RECORDS FOR THIS TASK section start

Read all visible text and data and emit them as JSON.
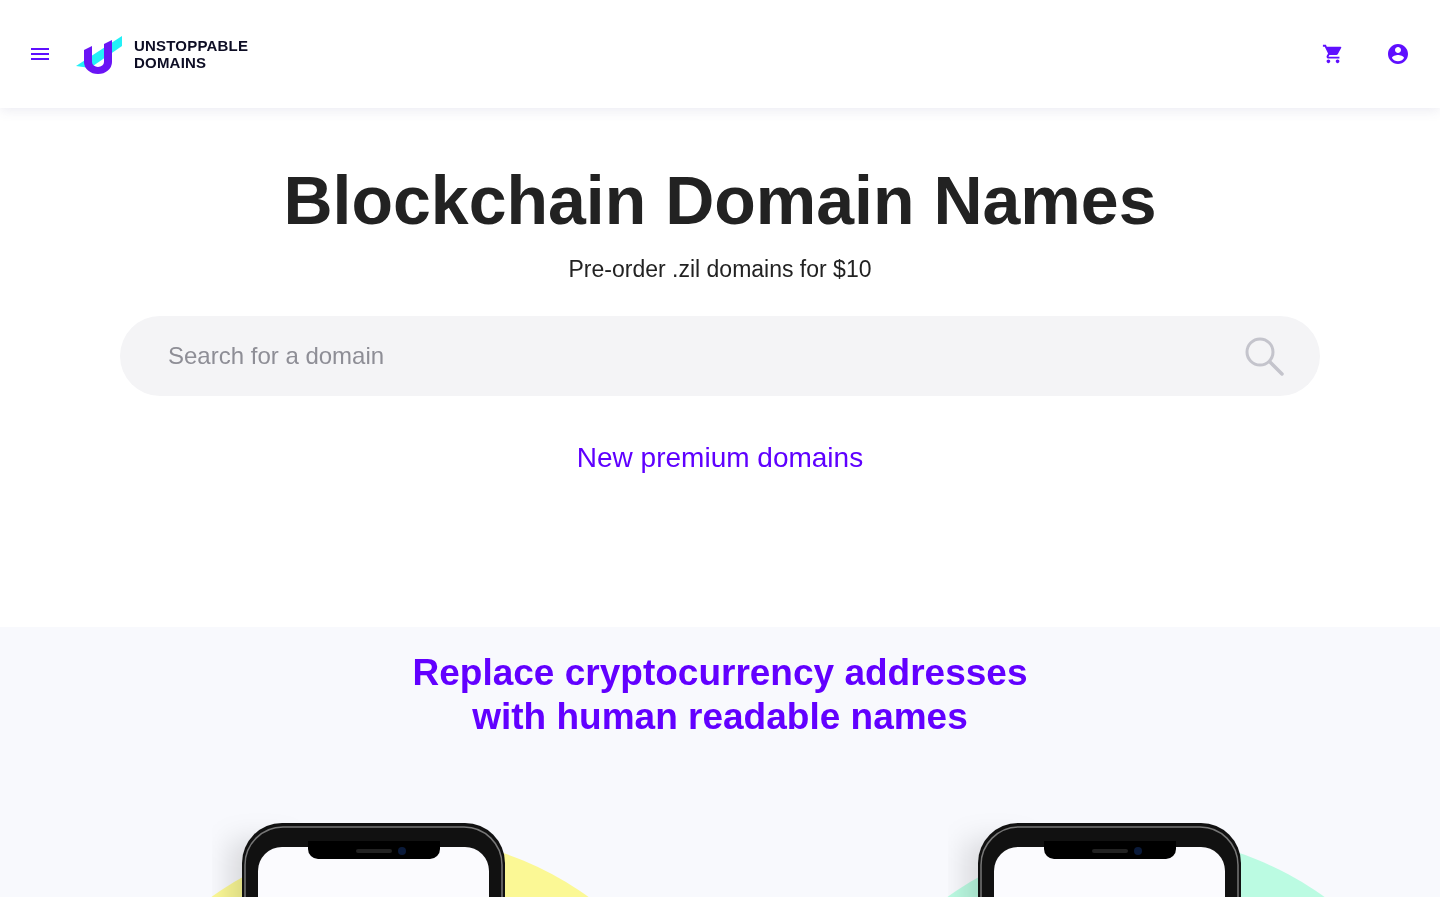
{
  "header": {
    "logo_lines": [
      "UNSTOPPABLE",
      "DOMAINS"
    ]
  },
  "hero": {
    "title": "Blockchain Domain Names",
    "subtitle": "Pre-order .zil domains for $10",
    "search": {
      "placeholder": "Search for a domain"
    },
    "link": "New premium domains"
  },
  "feature": {
    "heading_lines": [
      "Replace cryptocurrency addresses",
      "with human readable names"
    ]
  }
}
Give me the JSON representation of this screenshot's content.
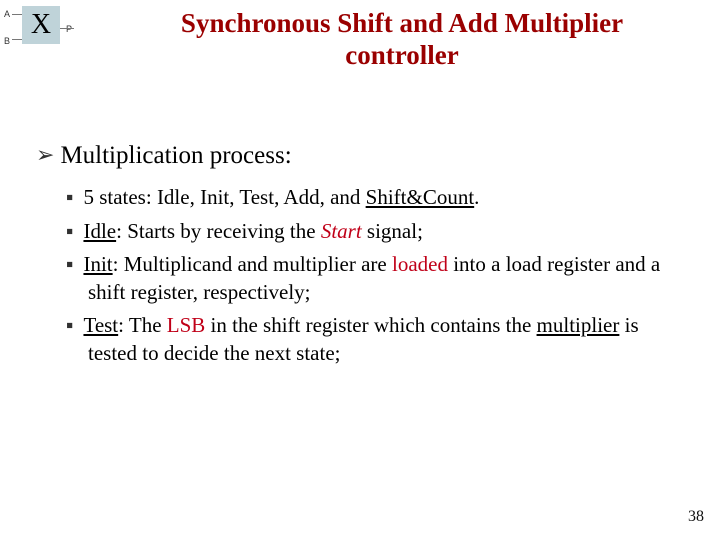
{
  "icon": {
    "labelA": "A",
    "labelB": "B",
    "labelP": "P",
    "symbol": "X"
  },
  "title_line1": "Synchronous Shift and Add Multiplier",
  "title_line2": "controller",
  "heading": "Multiplication process:",
  "bullets": {
    "b1_pre": "5 states: Idle, Init, Test, Add, and ",
    "b1_under": "Shift&Count",
    "b1_post": ".",
    "b2_under": "Idle",
    "b2_pre": ": Starts by receiving the ",
    "b2_red": "Start",
    "b2_post": " signal;",
    "b3_under": "Init",
    "b3_pre": ": Multiplicand and multiplier are ",
    "b3_red": "loaded",
    "b3_post": " into a load register and a shift register, respectively;",
    "b4_under": "Test",
    "b4_pre": ": The ",
    "b4_red": "LSB",
    "b4_mid": " in the shift register which contains the ",
    "b4_under2": "multiplier",
    "b4_post": " is tested to decide the next state;"
  },
  "pagenum": "38"
}
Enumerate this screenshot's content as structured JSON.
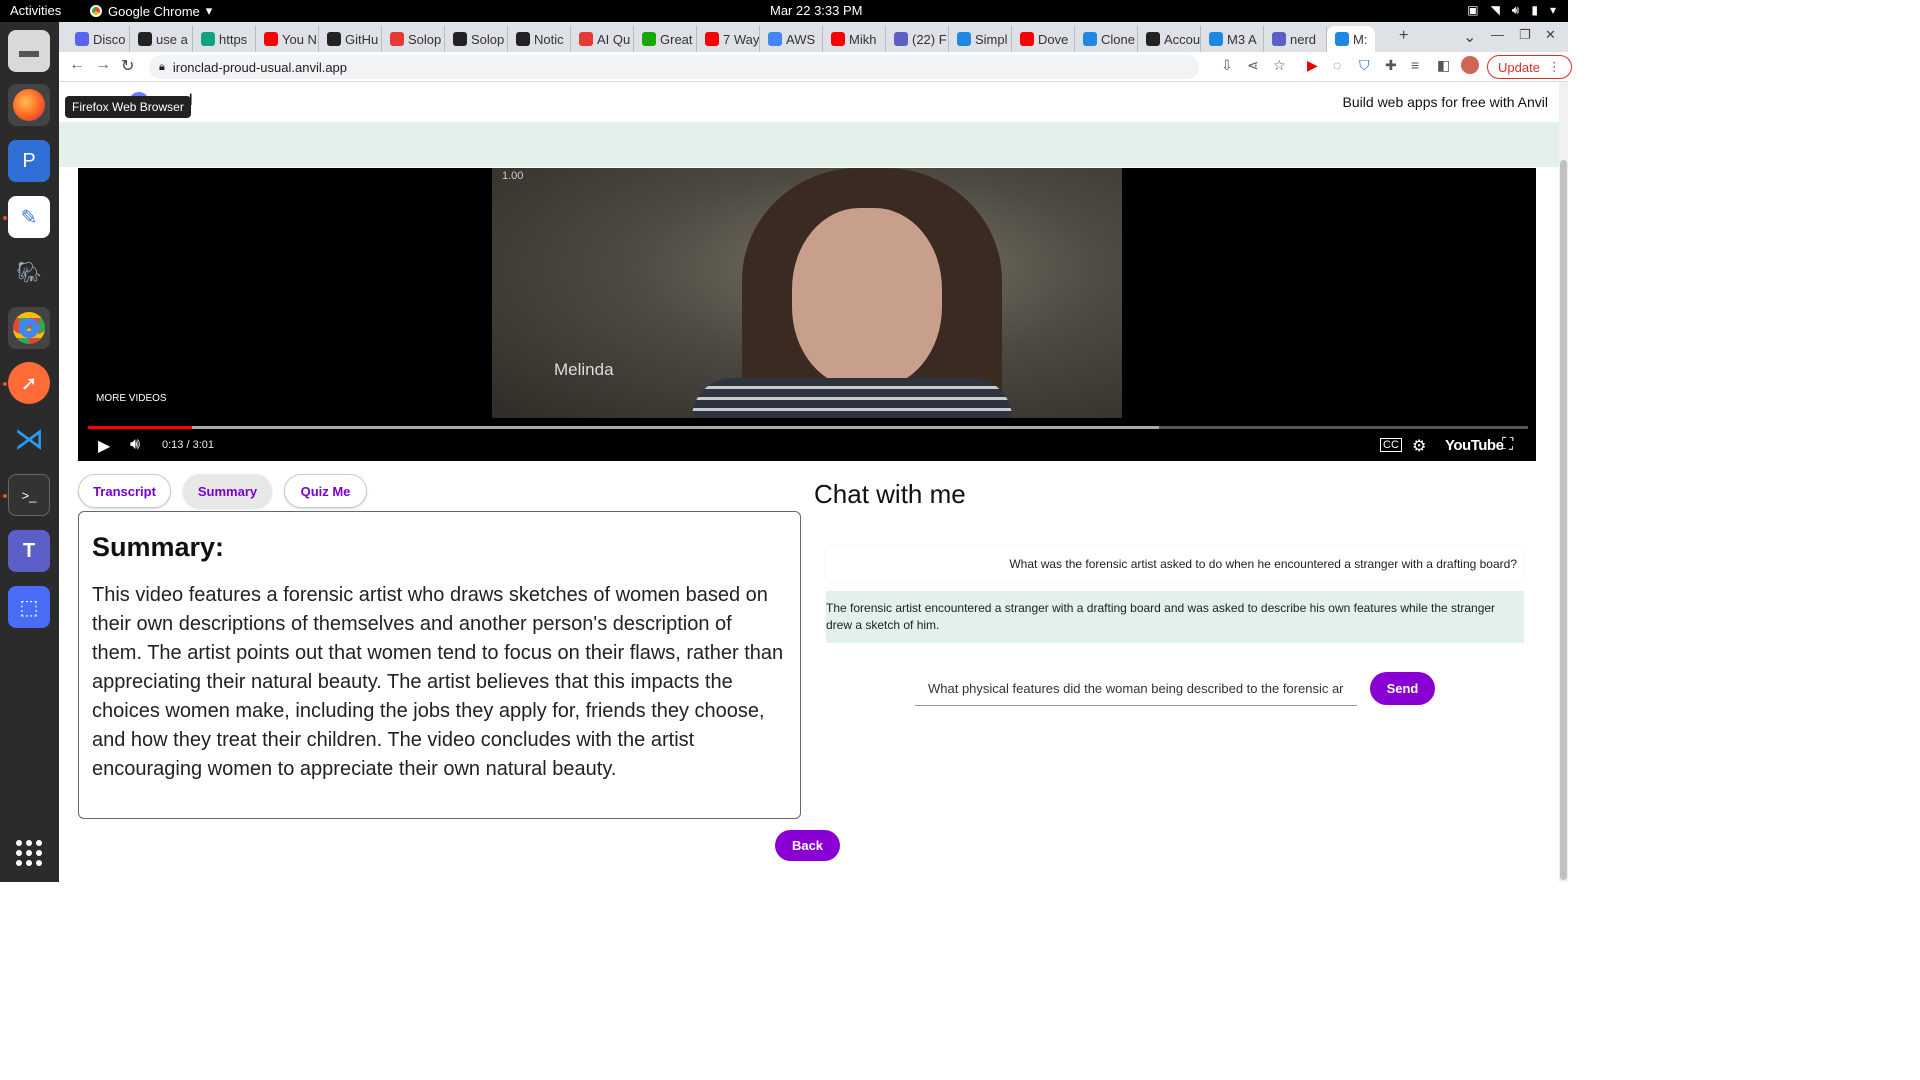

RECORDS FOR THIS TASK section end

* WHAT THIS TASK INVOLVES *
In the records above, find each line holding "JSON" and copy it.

* EXERCISE RESPONSE *
Read all visible text and data and emit them as JSON.
Give me the JSON representation of this screenshot's content.
Enumerate this screenshot's content as structured JSON.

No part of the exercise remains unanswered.